In many ways, The Sensational Sea Mink-ettes by Vivian J.O. Barnes (a world premiere playing through March 3, 2024) is a classic Woolly Mammoth show. It’s also a show uniquely informed by D.C. culture and history. Barnes grew up in the DMV area, and the show is part of Woolly Mammoth’s Weissberg Commissions, a grant for “Artists who were born, raised, or based in the DMV area are chosen based on their artistic innovation and the way they center racial justice in their works.”

The play follows an all-Black college dance group as they prepare for a Homecoming dance — but nothing is as it seems, and a sense of dread and disturbance threatens the characters and theatrical world.

As a theater critic, I’ve covered Woolly Mammoth shows before. Critical discourse around their productions can frustratingly fall into two camps: either critics are coolly derisive about some of the disturbing material presented, or critics politely tip-toe around their actual feelings, unequipped with the language (or word counts) to truly engage with the shows’ arguments about society and identity.

When I was asked by 3Views on Theater to guest-curate and edit an issue, I knew that Woolly Mammoth would be a great D.C. theater to cover. I wanted to intervene in the critical discourse of Woolly Mammoth by giving space and time for writers to deeply consider all of their thoughts on a production. I also wanted to include 3 Black writers who were each able to bring 3 different perspectives, life experiences, and relationships to theater to their views.

I’m very excited to share three critical viewpoints on The Sensational Sea Mink-ettes. Kayla Randall (a journalist who’s written for both national and local publications) explores the duality of dreams and dread related to Homecoming, and how the show subverts expectations. Sidney Monroe Williams (a performer and Assistant Professor of Theatre & Dance at George Washington University) writes about their full experience attending Mink-ettes, and the show’s representation of majorettes. Tariq O’Meally (a choreographer whose work has been produced across the D.C. area, including at the Kennedy Center) highlights the show’s mixture of exhaustion and joy, and includes excerpts from an interview with Mink-ettes choreographer Ashleigh King.

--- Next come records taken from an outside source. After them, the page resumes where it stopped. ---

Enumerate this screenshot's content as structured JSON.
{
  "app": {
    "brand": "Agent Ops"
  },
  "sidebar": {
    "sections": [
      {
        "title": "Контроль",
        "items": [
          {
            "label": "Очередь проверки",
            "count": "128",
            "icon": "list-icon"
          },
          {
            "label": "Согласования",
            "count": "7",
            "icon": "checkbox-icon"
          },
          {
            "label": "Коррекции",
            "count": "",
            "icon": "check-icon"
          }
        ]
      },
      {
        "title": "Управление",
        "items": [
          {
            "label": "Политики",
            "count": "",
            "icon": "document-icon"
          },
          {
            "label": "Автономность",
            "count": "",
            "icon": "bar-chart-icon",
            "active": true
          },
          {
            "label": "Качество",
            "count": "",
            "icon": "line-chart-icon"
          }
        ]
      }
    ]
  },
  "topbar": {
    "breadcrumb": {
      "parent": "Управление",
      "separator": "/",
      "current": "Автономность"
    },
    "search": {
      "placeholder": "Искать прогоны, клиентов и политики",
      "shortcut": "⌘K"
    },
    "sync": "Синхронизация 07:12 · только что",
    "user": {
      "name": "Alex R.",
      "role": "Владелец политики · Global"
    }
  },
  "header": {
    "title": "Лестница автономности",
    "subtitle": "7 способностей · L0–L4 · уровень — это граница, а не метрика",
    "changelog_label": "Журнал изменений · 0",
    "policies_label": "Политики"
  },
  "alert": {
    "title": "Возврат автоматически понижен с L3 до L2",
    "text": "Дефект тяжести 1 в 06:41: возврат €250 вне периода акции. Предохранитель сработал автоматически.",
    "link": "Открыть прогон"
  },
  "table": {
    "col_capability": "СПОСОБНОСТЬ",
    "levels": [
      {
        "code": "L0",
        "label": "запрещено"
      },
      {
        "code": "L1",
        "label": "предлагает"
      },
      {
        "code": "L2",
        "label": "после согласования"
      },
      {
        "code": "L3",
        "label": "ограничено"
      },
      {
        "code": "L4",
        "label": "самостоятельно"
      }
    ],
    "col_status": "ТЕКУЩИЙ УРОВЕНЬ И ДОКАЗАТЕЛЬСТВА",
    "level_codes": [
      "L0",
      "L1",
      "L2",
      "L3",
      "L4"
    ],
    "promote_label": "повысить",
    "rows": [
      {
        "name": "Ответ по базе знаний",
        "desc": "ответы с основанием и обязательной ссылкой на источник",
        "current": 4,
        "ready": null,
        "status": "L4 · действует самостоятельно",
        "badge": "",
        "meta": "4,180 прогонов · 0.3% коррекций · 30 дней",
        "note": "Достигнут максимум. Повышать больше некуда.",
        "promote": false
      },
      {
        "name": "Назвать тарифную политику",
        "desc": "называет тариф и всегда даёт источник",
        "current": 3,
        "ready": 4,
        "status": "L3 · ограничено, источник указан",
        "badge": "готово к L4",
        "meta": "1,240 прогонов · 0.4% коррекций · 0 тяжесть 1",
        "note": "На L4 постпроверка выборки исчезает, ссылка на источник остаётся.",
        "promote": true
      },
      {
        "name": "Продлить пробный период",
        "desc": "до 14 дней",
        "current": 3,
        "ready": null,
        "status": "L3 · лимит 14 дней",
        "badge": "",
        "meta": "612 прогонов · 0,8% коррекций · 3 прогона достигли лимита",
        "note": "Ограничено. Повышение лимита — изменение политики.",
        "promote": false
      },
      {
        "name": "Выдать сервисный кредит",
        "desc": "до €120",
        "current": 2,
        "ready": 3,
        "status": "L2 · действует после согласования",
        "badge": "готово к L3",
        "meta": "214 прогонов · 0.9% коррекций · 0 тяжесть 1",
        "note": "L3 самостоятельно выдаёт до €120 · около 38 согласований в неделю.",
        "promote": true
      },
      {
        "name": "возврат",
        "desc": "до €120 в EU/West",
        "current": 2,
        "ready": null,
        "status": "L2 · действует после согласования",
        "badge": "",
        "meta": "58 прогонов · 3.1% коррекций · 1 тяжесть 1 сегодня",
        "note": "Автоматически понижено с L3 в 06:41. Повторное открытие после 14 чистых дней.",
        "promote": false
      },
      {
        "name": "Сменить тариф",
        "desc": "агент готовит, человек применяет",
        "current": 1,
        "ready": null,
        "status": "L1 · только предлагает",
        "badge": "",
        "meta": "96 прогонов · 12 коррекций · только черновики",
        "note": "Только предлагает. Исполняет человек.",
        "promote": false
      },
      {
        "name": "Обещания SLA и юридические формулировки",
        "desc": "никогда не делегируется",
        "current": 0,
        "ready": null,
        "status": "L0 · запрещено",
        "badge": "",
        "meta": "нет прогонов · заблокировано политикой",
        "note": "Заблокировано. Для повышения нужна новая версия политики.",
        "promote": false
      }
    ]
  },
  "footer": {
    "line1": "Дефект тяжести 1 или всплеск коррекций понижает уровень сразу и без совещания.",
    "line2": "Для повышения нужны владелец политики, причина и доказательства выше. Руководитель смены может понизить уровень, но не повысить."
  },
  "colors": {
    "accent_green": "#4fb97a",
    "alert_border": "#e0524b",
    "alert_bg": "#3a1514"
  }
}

I hope that these three pieces of writing — thoughtful, probing works by Black writers discussing an ambitious Black show — help prove that D.C. is already a home for artists breaking the mold. Who knows where else The Sensational Sea Mink-ettes will be performed in the future, but this show is speaking directly to D.C. audiences right now. My hope is that D.C. audiences are listening attentively, and crafting criticism that only writers from the area could create.

Join Our Mailing List

Thank you! More views are coming your way!
Oops! Something went wrong while submitting the form.
A Project of The Lillys
Web Design and Development by 
FAILSPACE Design Services
.insight-body figcaption a { font-size: 14px; }